• **THE PROBLEM**
Please retype the records below exactly, leaving out any pictures.

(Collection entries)
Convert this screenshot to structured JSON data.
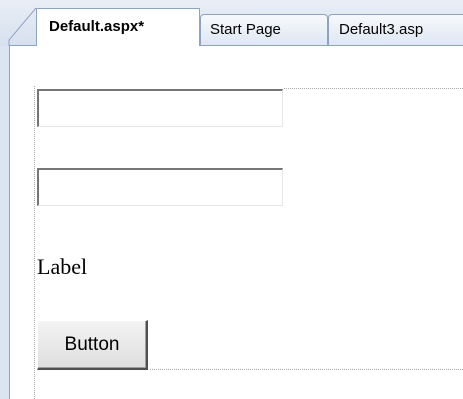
{
  "tabs": [
    {
      "label": "Default.aspx*",
      "active": true
    },
    {
      "label": "Start Page",
      "active": false
    },
    {
      "label": "Default3.asp",
      "active": false
    }
  ],
  "form": {
    "textbox1": {
      "value": ""
    },
    "textbox2": {
      "value": ""
    },
    "label_text": "Label",
    "button_label": "Button"
  }
}
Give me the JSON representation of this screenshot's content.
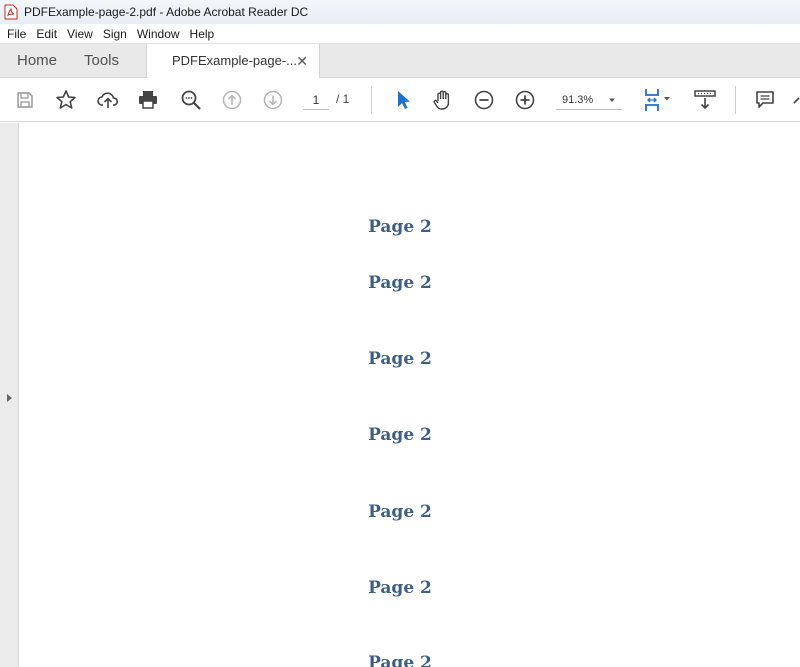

• **SOLUTION BELOW**
Convert this screenshot to structured JSON data.
{
  "tabs": [
    {
      "label": "Default.aspx*",
      "active": true
    },
    {
      "label": "Start Page",
      "active": false
    },
    {
      "label": "Default3.asp",
      "active": false
    }
  ],
  "form": {
    "textbox1": {
      "value": ""
    },
    "textbox2": {
      "value": ""
    },
    "label_text": "Label",
    "button_label": "Button"
  }
}
Give me the JSON representation of this screenshot's content.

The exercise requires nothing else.